  • Use a wider variety of lengths to get a more spread of findings, this would help me achieve more accurate average and a better understanding of the behaviour of resistance on the wire.
  • Repeating the same investigation, but this time I would vary the width of the wire instead of the length, this would also enhance my understanding of how the resistance is affected in different situations.

Overall my from my investigation I can say with confidence that my hypothesis was correct.  As the length of the wire increased, the resistance also increased.  This is due to the current having a longer distance to travel, passing an increased number of ions in the lattice arrangement of the wire.

...read more.

This student written piece of work is one of many that can be found in our GCSE Electricity and Magnetism section.

Found what you're looking for?

  • Start learning 29% faster today
  • 150,000+ documents available
  • Just £6.99 a month

Not the one? Search for your essay title...
  • Join over 1.2 million students every month
  • Accelerate your learning by 29%
  • Unlimited access from just £6.99 per month

See related essaysSee related essays

Related GCSE Electricity and Magnetism essays

  1. Marked by a teacher

    To investigate how the resistance, R, of a length of wire, l, changes with ...

    4 star(s)

    and the electrons move with a drift velocity v. Using the fact that current I is the charge passing per second. It can be shown that v = I / nAe. Using v = I / nAe, I could find the drift velocity of the wire I use in the experiment.

  2. Resistance of a Wire Investigation

    Set up a lamp at a set distance from the plant, ensuring that this distance is from the filament of the lamp to the actual pondweed, rather than the edge of the beaker. The light intensity was measured in the same way as described in the preliminary experiment, and assumed

  1. An experiment to find the resistivity of nichrome

    The law is usually expressed by the formula I = E/R, where I is the current in amperes, E is the electromotive force in volts, and R is the resistance in ohms. This enables us to work out the resistance using the current and Voltage.
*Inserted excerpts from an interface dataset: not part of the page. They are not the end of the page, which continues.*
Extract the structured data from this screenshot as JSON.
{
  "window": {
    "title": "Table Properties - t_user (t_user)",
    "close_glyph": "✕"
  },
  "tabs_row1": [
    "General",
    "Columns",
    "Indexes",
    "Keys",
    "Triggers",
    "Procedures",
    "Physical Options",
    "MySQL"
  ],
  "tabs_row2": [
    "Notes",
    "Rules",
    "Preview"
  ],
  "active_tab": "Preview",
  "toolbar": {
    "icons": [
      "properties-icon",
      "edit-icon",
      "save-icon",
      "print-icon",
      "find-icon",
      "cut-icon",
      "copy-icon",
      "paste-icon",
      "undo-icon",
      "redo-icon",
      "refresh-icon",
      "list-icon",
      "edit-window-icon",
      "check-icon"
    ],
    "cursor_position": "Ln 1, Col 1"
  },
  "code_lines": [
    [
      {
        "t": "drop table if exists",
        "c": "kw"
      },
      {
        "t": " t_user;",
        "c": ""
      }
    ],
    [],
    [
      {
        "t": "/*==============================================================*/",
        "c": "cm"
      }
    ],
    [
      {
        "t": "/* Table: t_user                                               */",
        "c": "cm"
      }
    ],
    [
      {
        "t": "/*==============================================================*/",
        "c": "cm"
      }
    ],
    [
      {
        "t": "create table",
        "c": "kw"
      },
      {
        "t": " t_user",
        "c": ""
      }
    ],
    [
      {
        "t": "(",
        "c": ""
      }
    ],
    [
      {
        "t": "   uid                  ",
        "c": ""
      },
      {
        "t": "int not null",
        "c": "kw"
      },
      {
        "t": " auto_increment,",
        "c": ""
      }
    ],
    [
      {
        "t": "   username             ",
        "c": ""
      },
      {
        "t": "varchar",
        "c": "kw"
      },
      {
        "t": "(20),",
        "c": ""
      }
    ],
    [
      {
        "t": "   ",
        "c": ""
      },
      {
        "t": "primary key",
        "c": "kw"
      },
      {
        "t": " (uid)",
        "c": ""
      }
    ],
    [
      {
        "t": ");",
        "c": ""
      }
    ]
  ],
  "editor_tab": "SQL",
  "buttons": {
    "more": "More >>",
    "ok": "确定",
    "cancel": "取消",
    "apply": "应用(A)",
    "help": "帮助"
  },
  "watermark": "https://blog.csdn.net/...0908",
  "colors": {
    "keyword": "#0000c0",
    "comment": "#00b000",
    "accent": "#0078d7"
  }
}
  2. To investigate how the length (mm) and the cross-sectional (mm2) area of a wire ...

    This severely reduces the probability of an electron passing through the gaps between the atoms without colliding and losing electrical energy. Similarly, if you reduce the temperature, the vibrations become less, therefore giving the electrons a larger space, and more time to pass through.

  1. Resistance in a Wire Investigation

    Also I will make sure that the wire does not get hot by not measuring any less than 10cm. Also, I will always use the same thickness wire, 30SWG (standard wire gauge). However, when I am looking at the factor of thickness I will make sure that the wire does

  2. To see how the length of a wire affects its resistance. To find the ...

    In series the resistance across the components are added together: R = R1+R2. Whereas in Parallel the current divides, the larger part going through the smaller resistance and the smaller part through the larger resistance: 1/R=1/R1 + 1/R2. So the resistance is smaller because it is like a single wire

  1. Measuring the Resistivity of a Wire

    As there is electricity involved I will ensure that the experiment is set up away from any water or other aquatic conductors. I will make sure that the power supply does not exceed 3V so as not to have a dangerous current flowing through it.

  2. This coursework will show how the resistance of a wire, (depending on size of ...

    My results were as follows: Wire type Diameter(mm) Length(mm) volts amps Ohms Constantan 0.56 400 4.5 5.3 0.85 Constantan 0.43 400 5 3.45 1.45 Nichrome 0.43 400 4.8 1.9 2.52 Constantan 0.40 200 6.14 4.5 1.36 Constantan 0.40 300 5 2.4 2.08 Constantan 0.40 500 5.2 3 1.73 Constantan 0.40

  • Over 160,000 pieces
    of student written work
  • Annotated by
    experienced teachers
  • Ideas and feedback to
    improve your own work